We have spoken to David Kearns, Managing Director at Expert Investigations Ltd, a leading nationwide commercial detective agency that conducts investigation services across various sectors including education to find out more about the work commercial investigators undertake for schools and colleges. This is what he told us.

Can covert surveillance be carried out lawfully?

Yes most forms of surveillance can be carried out lawfully provided certain safeguards are in place. The material obtained during surveillance is subject to the Data Protection Act 1998 which means that we have to process the information appropriately. Schools that are funded by the local authority (and are therefore considered to be Public Bodies) are also subject to the Regulation of Investigatory Powers Act 2000 which set out detailed rules about the use of covert surveillance.

Before surveillance or an investigations takes place we work with the school or college to prepare an impact assessment to demonstrate that any monitoring achieves a balance between respecting the individual’s privacy and protecting the organisation’s interests and is lawful.

What types of covert surveillance can be used?

It is possible to install covert cameras, place individuals under surveillance, follow people and attach tracking devices to their vehicles, but we cannot ‘tap’ phones or break into peoples home to install listening devices or other equipment. We are also often asked to forensically analyse computers and software.

Who do you employ to carry out investigations?

We have a specialist team that consists of 38 investigators, including former police detectives from the National Crime Squad, Special Branch and Economic Crime Teams to former military officers from the Special Air Service and Royal Marines.

Do you have any recent experience of assisting schools?

Yes. We investigated a long-term false absenteeism claim by a teacher who had supplied appropriate sick notes, but was suspected of exaggerating her symptoms. This had put a huge financial strain on the school as it had to fund supply cover. We demonstrated that the teacher had falsely claimed the injury and illness and she was dismissed for gross misconduct.

We have also investigated subversive individuals which an Educational Trust suspected of promoting extremist views. It asked us to carry out surveillance and a computer data forensics examination on the high profile ‘Trojan Horse’ investigation into extremism and exclusion in the educational system in Birmingham. After a period of surveillance, there was no sign of extremist views or wrong doing, but other important issues were identified which required further examination into misuse of computers by a staff member.

We have also investigated the misuse of computer networks by pupils and staff, and a school employee who was running a business during working hours.

What about issues of child protection?

A child or young person’s welfare is at the core of the majority of investigations we undertake.

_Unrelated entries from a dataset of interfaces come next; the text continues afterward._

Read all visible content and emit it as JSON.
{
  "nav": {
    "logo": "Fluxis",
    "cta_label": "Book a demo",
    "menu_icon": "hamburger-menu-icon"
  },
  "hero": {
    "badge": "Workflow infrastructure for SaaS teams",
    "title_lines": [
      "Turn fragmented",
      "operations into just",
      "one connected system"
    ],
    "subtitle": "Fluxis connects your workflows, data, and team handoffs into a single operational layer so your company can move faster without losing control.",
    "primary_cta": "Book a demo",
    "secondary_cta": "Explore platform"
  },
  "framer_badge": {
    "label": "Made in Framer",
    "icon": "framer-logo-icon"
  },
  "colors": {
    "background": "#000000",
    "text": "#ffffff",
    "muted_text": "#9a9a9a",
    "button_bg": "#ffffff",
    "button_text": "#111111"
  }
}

Whether it is problems of bullying, theft (which impacts on learning and development) or false absenteeism, the consequences can be extremely damaging for the child.

Do the police get involved in these types of investigations?

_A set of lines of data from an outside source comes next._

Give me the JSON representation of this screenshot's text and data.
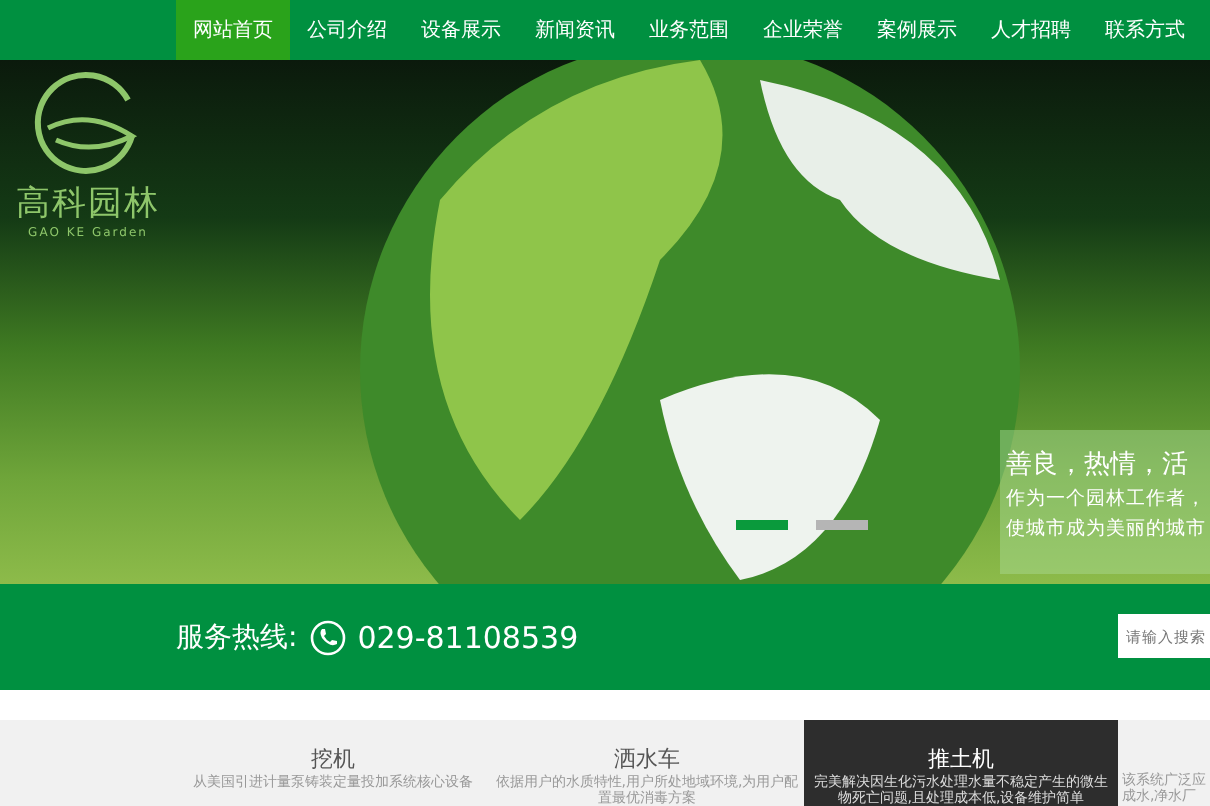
{
  "nav": {
    "items": [
      {
        "label": "网站首页",
        "selected": true
      },
      {
        "label": "公司介绍",
        "selected": false
      },
      {
        "label": "设备展示",
        "selected": false
      },
      {
        "label": "新闻资讯",
        "selected": false
      },
      {
        "label": "业务范围",
        "selected": false
      },
      {
        "label": "企业荣誉",
        "selected": false
      },
      {
        "label": "案例展示",
        "selected": false
      },
      {
        "label": "人才招聘",
        "selected": false
      },
      {
        "label": "联系方式",
        "selected": false
      }
    ]
  },
  "logo": {
    "name": "高科园林",
    "subtitle": "GAO KE Garden"
  },
  "hero": {
    "caption": {
      "title": "善良，热情，活",
      "lines": [
        "作为一个园林工作者，",
        "使城市成为美丽的城市"
      ]
    },
    "dots": [
      {
        "selected": true
      },
      {
        "selected": false
      }
    ]
  },
  "service": {
    "label": "服务热线:",
    "phone": "029-81108539",
    "search_placeholder": "请输入搜索"
  },
  "cards": [
    {
      "title": "挖机",
      "text": "从美国引进计量泵铸装定量投加系统核心设备",
      "selected": false
    },
    {
      "title": "洒水车",
      "text": "依据用户的水质特性,用户所处地域环境,为用户配置最优消毒方案",
      "selected": false
    },
    {
      "title": "推土机",
      "text": "完美解决因生化污水处理水量不稳定产生的微生物死亡问题,且处理成本低,设备维护简单",
      "selected": true
    },
    {
      "text": "该系统广泛应成水,净水厂",
      "selected": false
    }
  ]
}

Depending on the nature of the investigation and wishes of the school, the police may become involved. Our evidence is always gathered in accordance with police protocol methods and policies so it can be used in a criminal court should it be required.

What is the right time to contact an investigator?

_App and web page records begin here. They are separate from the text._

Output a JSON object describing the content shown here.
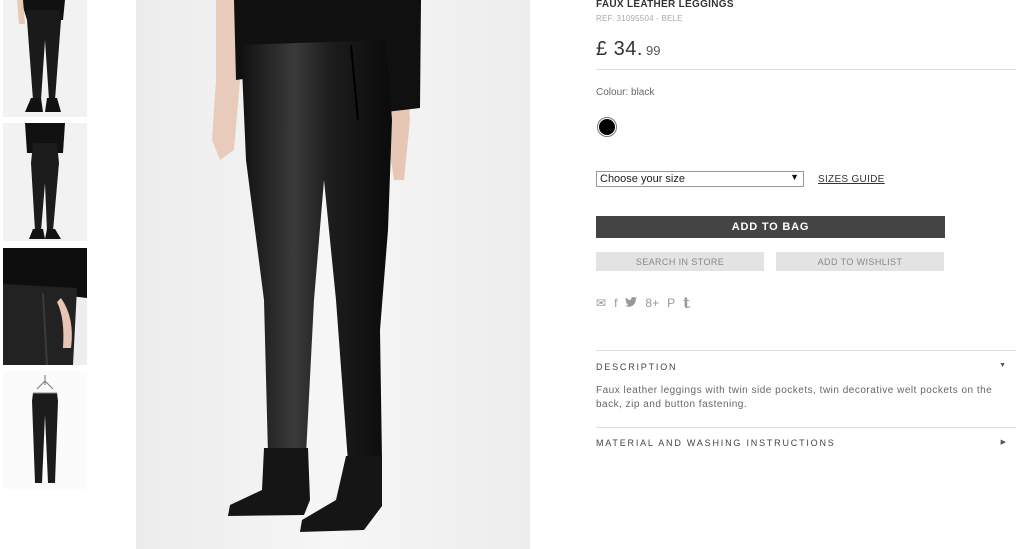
{
  "product": {
    "title": "FAUX LEATHER LEGGINGS",
    "ref": "REF. 31095504 - BELE",
    "price_main": "£ 34.",
    "price_cents": "99",
    "colour_label": "Colour: black",
    "swatch_color": "#000000"
  },
  "size": {
    "selected": "Choose your size",
    "arrow": "▼",
    "guide_label": "SIZES GUIDE"
  },
  "actions": {
    "add_to_bag": "ADD TO BAG",
    "search_in_store": "SEARCH IN STORE",
    "add_to_wishlist": "ADD TO WISHLIST"
  },
  "share": {
    "icons": [
      "email-icon",
      "facebook-icon",
      "twitter-icon",
      "google-plus-icon",
      "pinterest-icon",
      "tumblr-icon"
    ],
    "email": "✉",
    "facebook": "f",
    "twitter": "🐦",
    "gplus": "8+",
    "pinterest": "P",
    "tumblr": "t"
  },
  "sections": {
    "description_title": "DESCRIPTION",
    "description_caret": "▼",
    "description_text": "Faux leather leggings with twin side pockets, twin decorative welt pockets on the back, zip and button fastening.",
    "material_title": "MATERIAL AND WASHING INSTRUCTIONS",
    "material_caret": "▶"
  },
  "colors": {
    "button_dark": "#444444",
    "button_grey": "#e3e3e3",
    "divider": "#dcdcdc"
  }
}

Our advice is to liaise with an investigator at an early stage. We can then advise on various routes to gather evidence and intelligence. It is easier to gather evidence whilst the activity is taking place rather than after the event. Often decision makers will believe something is wrong, but are unaware of how to begin to compile compelling proof.

A lawful, successful investigation should leave the school or college in a very strong evidential position. We have a strong record in anticipating alibis and excuses and our investigations tend to leave very little room for the individual to challenge our findings.